An important part of a Charleston travel guide is… how to get there! If you’d like to take the train to Charleston, the Amtrak station is just around 10 miles away from the downtown area. And if you’re flying in, Charleston International Airport is a little over 10 miles from the city center, and from there you can take a shuttle, taxi, or bus to get into town.
If you’re driving to Charleston, Interstate 26 comes in from the west and partly runs along Charleston Peninsula. And Highway 17 runs across it.
Charleston’s historic district is pretty walkable. There are walking tours, carriage tours, & tour buses also to show you around. The trolley lines will also take you to the historical sites. You could even hail a bike taxi or call for one.
To explore further out to the plantations and the beaches around Charleston, you might need to rent a car or take a taxi.
Best time to visit
Charleston gets most of its family visitors in the summer months. So June, July, & August aren’t the ideal months to go if you’d like to avoid the crowds & expensive lodging.

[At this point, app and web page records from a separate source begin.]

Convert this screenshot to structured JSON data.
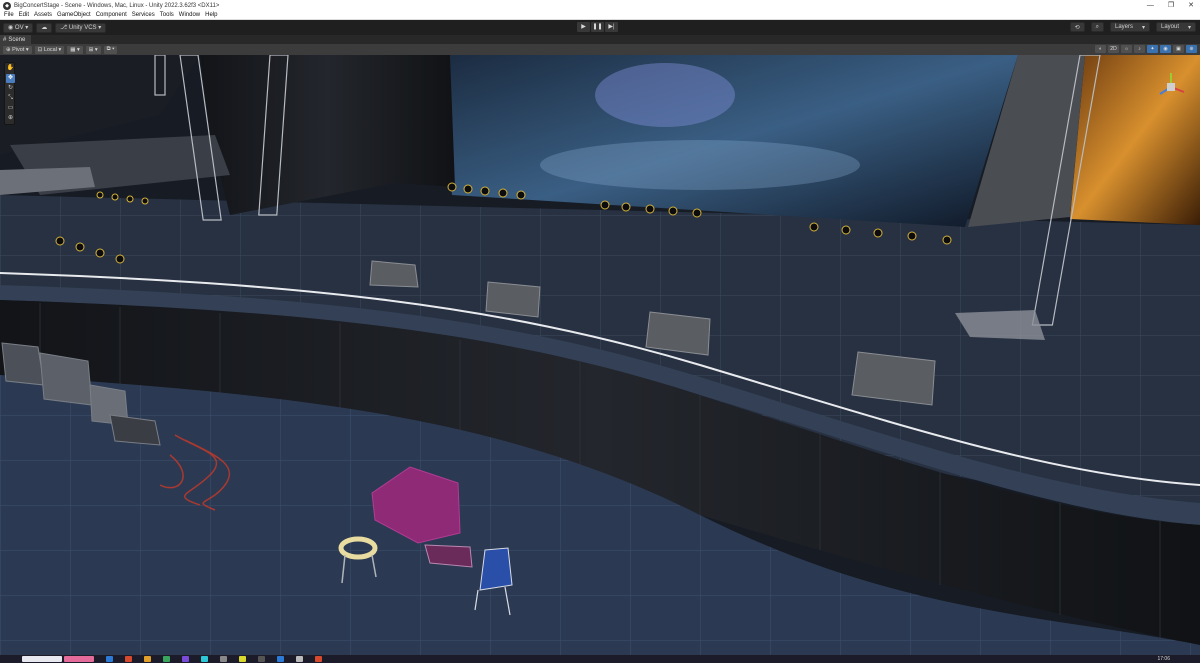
{
  "window": {
    "title": "BigConcertStage - Scene - Windows, Mac, Linux - Unity 2022.3.62f3 <DX11>",
    "minimize": "—",
    "maximize": "❐",
    "close": "✕"
  },
  "menu": [
    "File",
    "Edit",
    "Assets",
    "GameObject",
    "Component",
    "Services",
    "Tools",
    "Window",
    "Help"
  ],
  "main_toolbar": {
    "account": "OV",
    "vcs": "Unity VCS",
    "layers": "Layers",
    "layout": "Layout"
  },
  "scene_tab": {
    "label": "Scene"
  },
  "scene_toolbar": {
    "pivot": "Pivot",
    "local": "Local"
  },
  "taskbar": {
    "time": "17:06"
  },
  "colors": {
    "accent": "#4a7dbd",
    "chrome_dark": "#1f1f1f",
    "floor": "#2a3446"
  }
}
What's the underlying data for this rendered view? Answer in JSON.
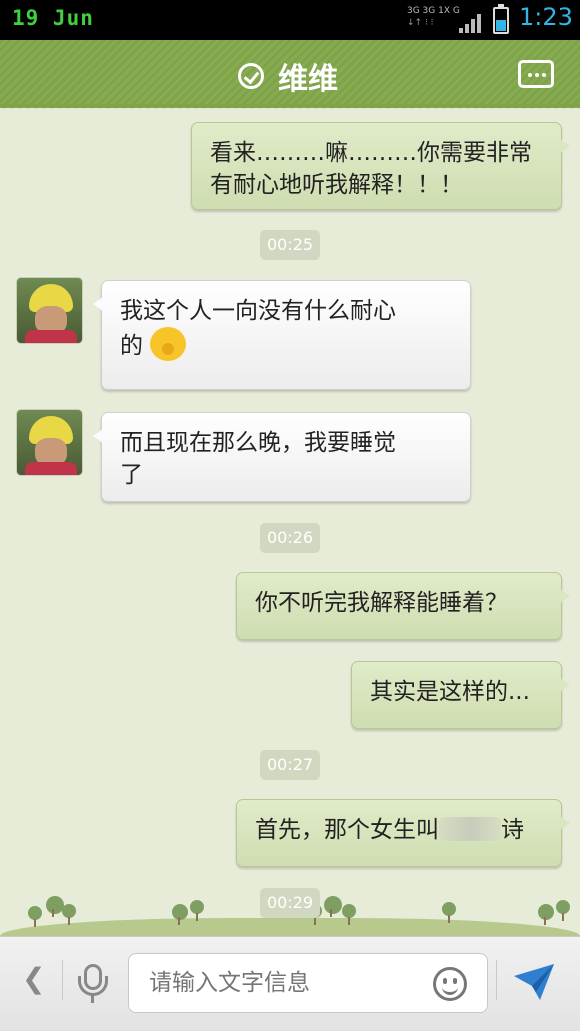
{
  "status_bar": {
    "date": "19 Jun",
    "time": "1:23",
    "net_1": "3G 3G 1X G"
  },
  "header": {
    "title": "维维"
  },
  "messages": [
    {
      "side": "out",
      "text_lines": [
        "看来………嘛………你需要非常",
        "有耐心地听我解释！！！"
      ]
    },
    {
      "time": "00:25"
    },
    {
      "side": "in",
      "text_lines": [
        "我这个人一向没有什么耐心",
        "的"
      ],
      "emoji": "grin-emoji"
    },
    {
      "side": "in",
      "text_lines": [
        "而且现在那么晚，我要睡觉",
        "了"
      ]
    },
    {
      "time": "00:26"
    },
    {
      "side": "out",
      "text_lines": [
        "你不听完我解释能睡着？"
      ]
    },
    {
      "side": "out",
      "text_lines": [
        "其实是这样的..."
      ]
    },
    {
      "time": "00:27"
    },
    {
      "side": "out",
      "text_before_blur": "首先，那个女生叫",
      "text_after_blur": "诗"
    },
    {
      "time": "00:29"
    }
  ],
  "input": {
    "placeholder": "请输入文字信息"
  },
  "colors": {
    "header": "#7ea348",
    "background": "#e7ecd9",
    "accent": "#33b5e5",
    "send": "#2f7fd0"
  }
}
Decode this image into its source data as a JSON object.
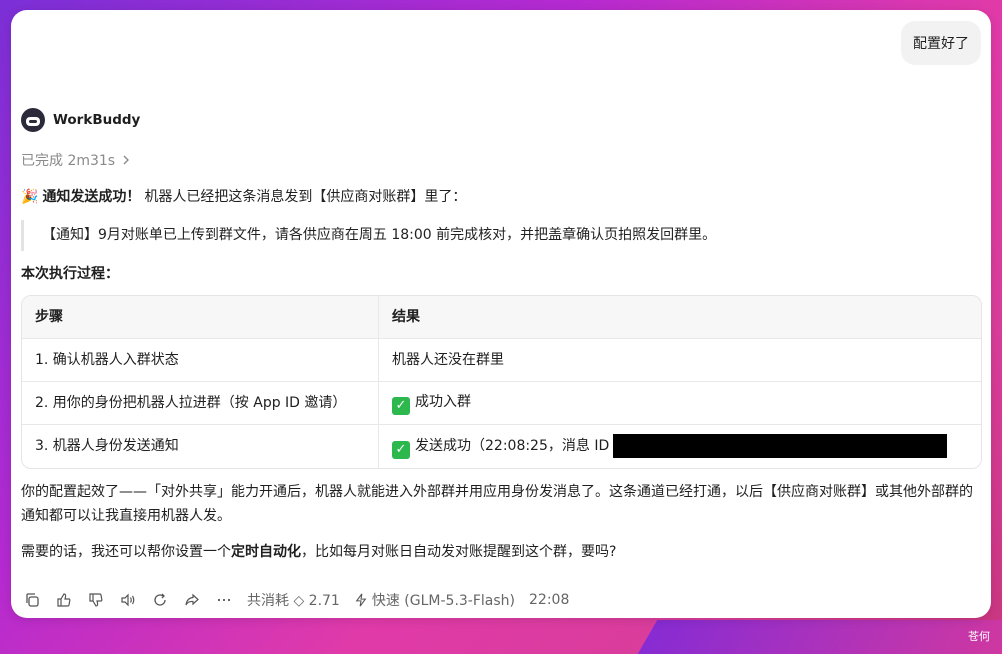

If you don’t have to vacation in the summer when school is out, the best time to go to Charleston is from March to May, or from September to November. Around these periods room rates are more reasonable and the weather is much more pleasant.
Go in spring to see Charleston with its Magnolias in full bloom. Go around the last week of September to attend the MOJA arts festival. And go in January to take part in the Low Country Oyster Festival. If you’re interested in architecture, there’s the Fall Tours of Homes and Gardens in September & October.
Despite being a Charleston travel guide, there are so many destinations nearby that I think you’d love that I had to share! Less than 20 miles out of Charleston is the quite well-known Cypress Gardens, with its swamps of Bald Cypresses, trails & some local wildlife. Other places you might want to consider seeing along with Charleston are Columbia (100+ miles to the west), Myrtle Beach (around 100 miles up the coast), & Hilton Head (around 100 miles down the coast).
Savannah, GA across the border in the south is just another 30 miles from Hilton Head, and a bit over 100 miles from Charleston.